Exercise: If a line of the data below holds the word "Smazat", list it.

Material provided:

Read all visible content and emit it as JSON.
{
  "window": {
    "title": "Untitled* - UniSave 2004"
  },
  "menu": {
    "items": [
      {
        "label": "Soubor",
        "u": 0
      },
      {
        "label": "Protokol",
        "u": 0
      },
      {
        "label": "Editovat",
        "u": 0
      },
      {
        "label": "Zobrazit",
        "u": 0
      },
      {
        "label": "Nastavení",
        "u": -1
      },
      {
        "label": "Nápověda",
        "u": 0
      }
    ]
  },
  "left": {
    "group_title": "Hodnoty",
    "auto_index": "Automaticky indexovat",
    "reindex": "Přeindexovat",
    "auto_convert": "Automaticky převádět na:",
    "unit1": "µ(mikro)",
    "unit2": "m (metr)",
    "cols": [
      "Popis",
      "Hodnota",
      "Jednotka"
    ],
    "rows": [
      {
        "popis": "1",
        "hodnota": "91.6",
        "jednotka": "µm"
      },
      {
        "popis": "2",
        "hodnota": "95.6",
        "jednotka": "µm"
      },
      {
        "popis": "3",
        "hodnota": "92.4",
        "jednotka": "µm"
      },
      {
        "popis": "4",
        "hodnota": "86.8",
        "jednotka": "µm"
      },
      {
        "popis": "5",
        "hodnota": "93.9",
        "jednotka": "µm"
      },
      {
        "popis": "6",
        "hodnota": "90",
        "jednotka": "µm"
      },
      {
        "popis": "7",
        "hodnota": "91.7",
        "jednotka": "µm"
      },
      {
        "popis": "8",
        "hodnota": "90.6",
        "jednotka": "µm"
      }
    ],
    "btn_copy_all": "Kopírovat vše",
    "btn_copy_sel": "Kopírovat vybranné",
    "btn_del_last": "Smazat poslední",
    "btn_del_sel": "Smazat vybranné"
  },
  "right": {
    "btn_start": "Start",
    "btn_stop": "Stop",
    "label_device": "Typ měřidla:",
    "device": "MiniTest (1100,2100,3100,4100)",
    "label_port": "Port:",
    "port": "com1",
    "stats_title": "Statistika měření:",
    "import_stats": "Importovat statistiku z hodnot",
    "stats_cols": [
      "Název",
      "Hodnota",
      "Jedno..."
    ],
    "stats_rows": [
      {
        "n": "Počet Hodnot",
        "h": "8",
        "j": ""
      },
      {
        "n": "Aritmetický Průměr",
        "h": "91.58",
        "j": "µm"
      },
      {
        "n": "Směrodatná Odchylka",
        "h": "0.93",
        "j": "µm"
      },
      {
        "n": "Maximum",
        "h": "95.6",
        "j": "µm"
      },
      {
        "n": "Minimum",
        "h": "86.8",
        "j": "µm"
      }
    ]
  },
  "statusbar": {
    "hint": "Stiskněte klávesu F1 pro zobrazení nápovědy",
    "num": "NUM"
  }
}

Solved problem:
    "btn_del_last": "Smazat poslední",
    "btn_del_sel": "Smazat vybranné"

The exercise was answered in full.